Vanderpool has spoken about her practice at Universiteit van Amsterdam; OVERGADEN: Institute for Contemporary Art, Copenhagen; Universitat Autònoma de Barcelona; Universidad de Los Andes, Bogotá. She has been awarded exhibition funding from the Andy Warhol Foundation for the Visual Arts, National Endowment for the Arts: Challenge America grant, National Endowment for the Arts: Art Works grant as well as artist awards from the Los Angeles Department of Cultural Affairs, Kunstrådet: Danish Arts Council, and Kulturrådet: Swedish Arts Council. In May 2018 her exhibition Garment Girl opens at Heritage Space in Hà Nộ, Vietnam.
Dr. Gloria J. Wilson is an Assistant Professor in the Department of Art Education at
Virginia Commonwealth University. She holds a
February 27, 2019, 5:10 – 6:00 pm McDonough Museum Auditorium
Murray Robertson studied at Glasgow School of Art and continues to live and work in Glasgow. Whilst maintaining an interest in traditional fine art and printmaking through many years of association with Glasgow Print Studio it is the research, development
Robertson’s work is underpinned by inquiries into aspects of nature and the environment that lie at the core of many of our current concerns and scientific paradigms. Exploring and contrasting the significances of cultural perceptions and misconceptions, Robertson
Imagery develops from a process of experience, documentation, and interpretation, employing a wide variety of techniques from traditional drawing and painting to 3D computer modeling. Diagrammatic representations and their related iconography
April 3, 2019, 5:10 – 6:00 pm McDonough Museum Auditorium

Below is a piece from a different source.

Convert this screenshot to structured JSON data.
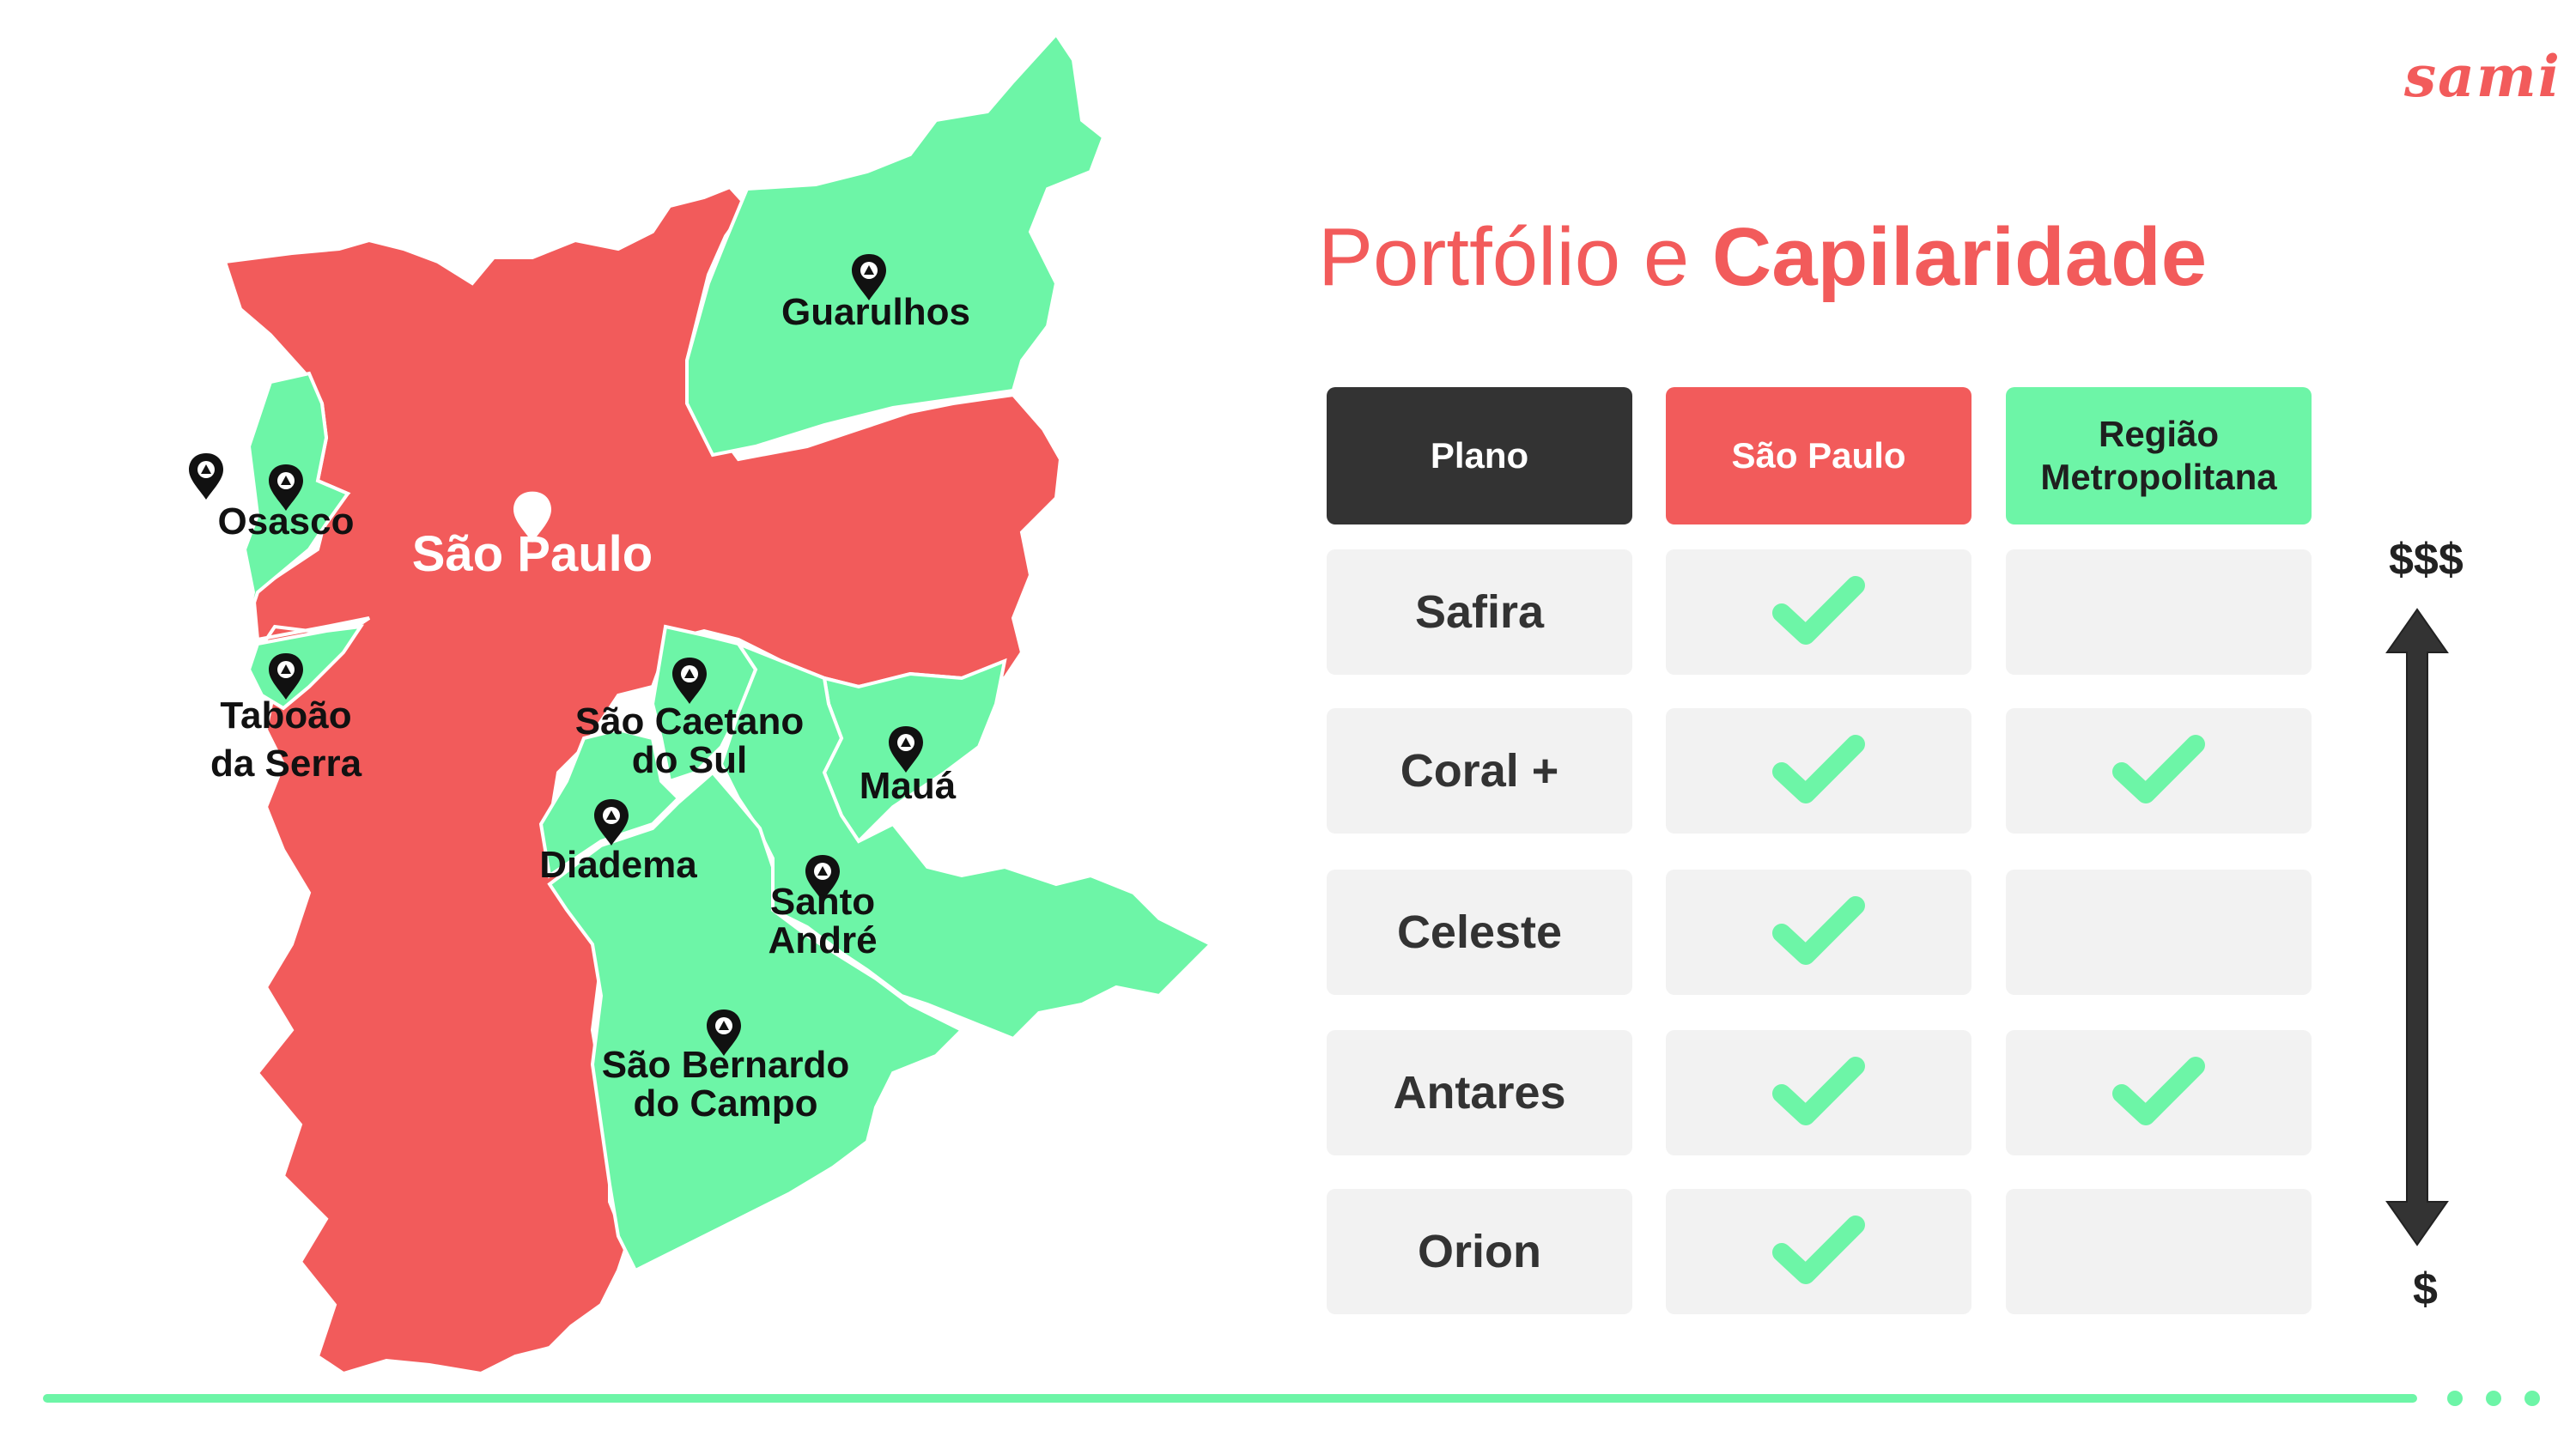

Teri Frame earned a BFA from the Kansas City Art Institute and an MFA from The Pennsylvania State University. Although she was trained as a ceramist, performance, video, photography, and printmaking have entered her practice and she continues to move among these genres.
FUNDED BY CLASSROOM ENHANCEMENT
Hrafnhildur Arnardottir (Shoplifter)
Susan Snodgrass (co-sponsored with Beecher Art + Technology Lecture Series)
Barry Anderson (Beecher Art + Technology Lecture Series) Jason Martin/Power Animal Systems (Beecher Art + Technology Lecture Series)
Ali Momeni (Beecher Art + Technology Lecture Series)
Jodi Morrison (Beecher Art + Technology Lecture Series)
Caroline Savery (Beecher Art + Technology Lecture Series)